Annealing Process

Annealing is a process that involves heating granular starch in water with a concentration greater than 40% w/w at a temperature above the glass transition temperature (Tg), but below the gelatinization onset temperature. Annealing does not cause any visible external change to the starch granules, although there are a few reports of increased porosity, defects, and alteration of granule size. The most consistent effect of annealing is observed in the gelatinization characteristics of the starch, with annealed starches having an increased onset and peak gelatinization temperature and a narrower temperature range. The gelatinization enthalpy remains either unchanged or slightly increased with annealing. Most published studies have not observed any change in the native starch crystalline packing arrangement upon annealing, although recent reports have observed a partial transition from a mixed C polymorph to an A polymorph upon extended annealing.

Annealing does not create new double helices within normal or waxy starch at the molecular level, but it does increase the ordering and improves the registration of existing AP double helices in the crystalline regions of the granule. However, for high-AM maize starches, there is some evidence that annealing does create new double helices, which may lead to compartmentalization of like structures within the granule. Annealing also increases the Tg and rigidity of granule amorphous regions, which contributes to the observed changes in starch gelatinization behavior. Annealing tends to retard crystallite perfection in monophosphate moieties on AP molecules, resulting in a lesser ∆Tp for high P starches, but starches with high native monophosphate levels have greater potential for an increase in ∆H (relative to native starch) after annealing.

Annealing of starch granules leads to reduced solubility, swelling power, and AM leaching, but has little effect on existing AM-lipid complexes. Annealed starch gels have larger elastic modulus values compared to native starch gels, but the effect of annealing on starch pasting properties is inconsistent in the literature and varies depending on the starch source and rheological instrument used. Similarly, the susceptibility of annealed starches to acid- and enzyme-catalyzed hydrolysis is also starch-specific.

Annealing of starch can happen with as low as 20% moisture content and 15°C below the onset temperature (To), but it is more effective with excess moisture (60% w/w) and temperatures close to To. The greatest effect of annealing occurs in the first six hours, but crystalline polymorph transitions require more time.

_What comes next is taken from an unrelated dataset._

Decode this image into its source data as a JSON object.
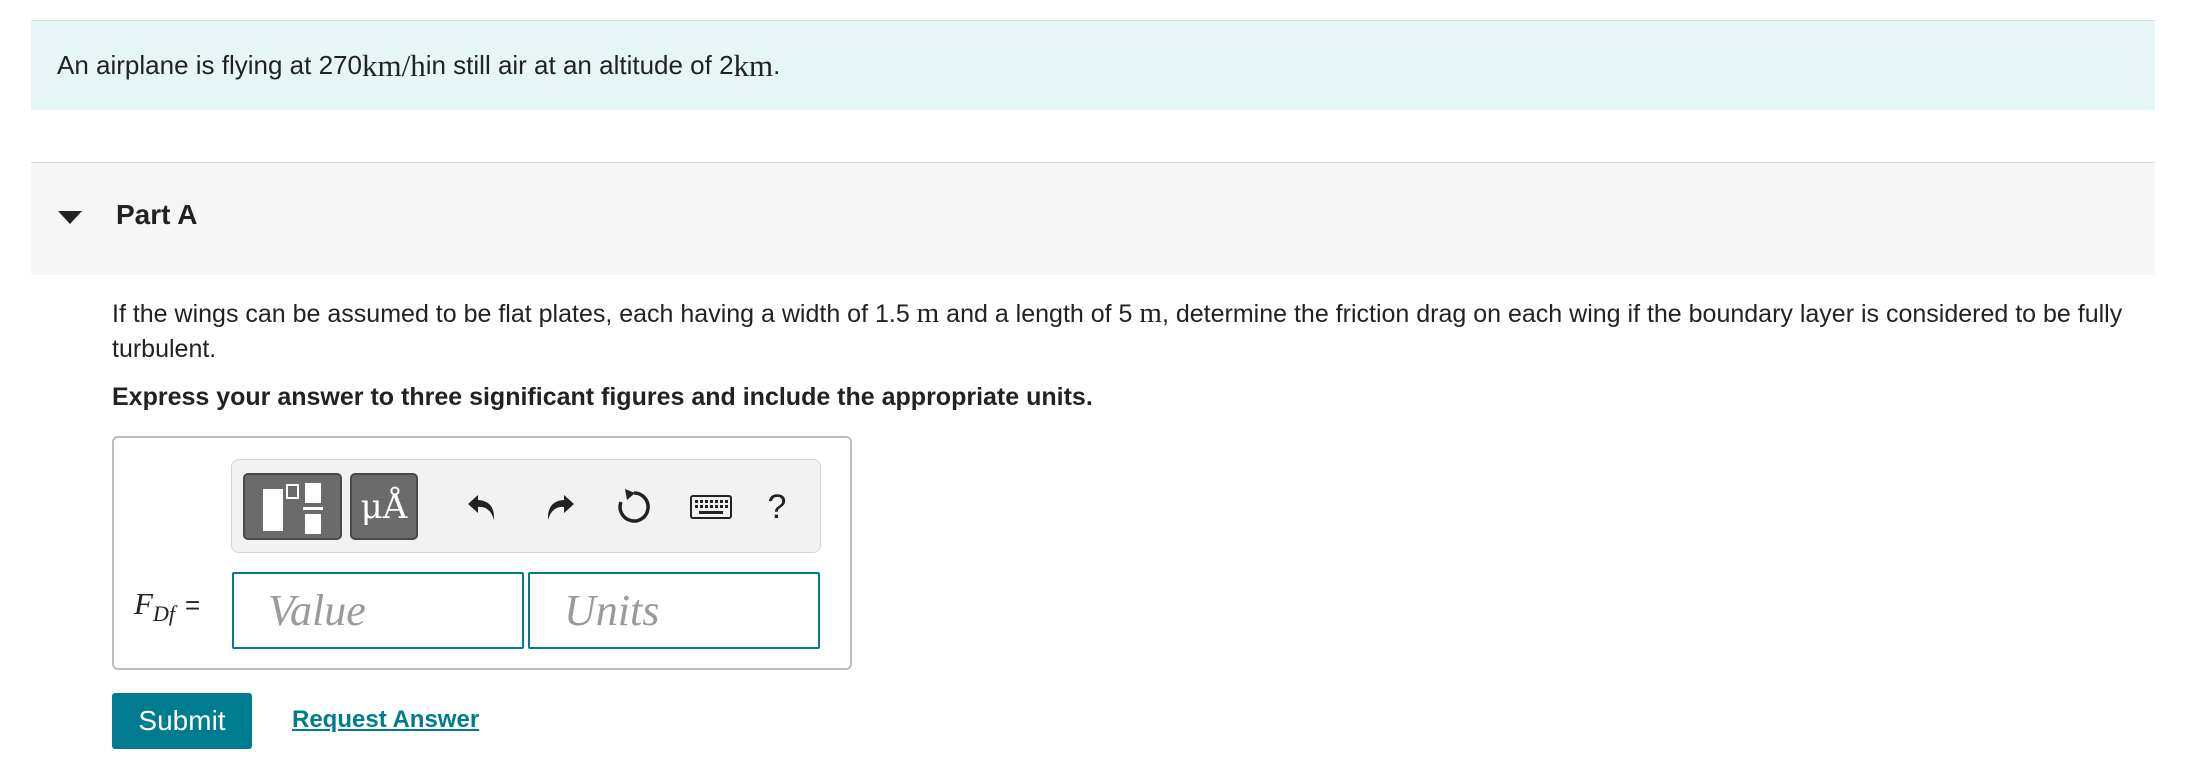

Annealing can be done in a single or multistep process, with temperature cycling resulting in higher gelatinization temperatures.

Leave a Reply

Your email address will not be published. Required fields are marked *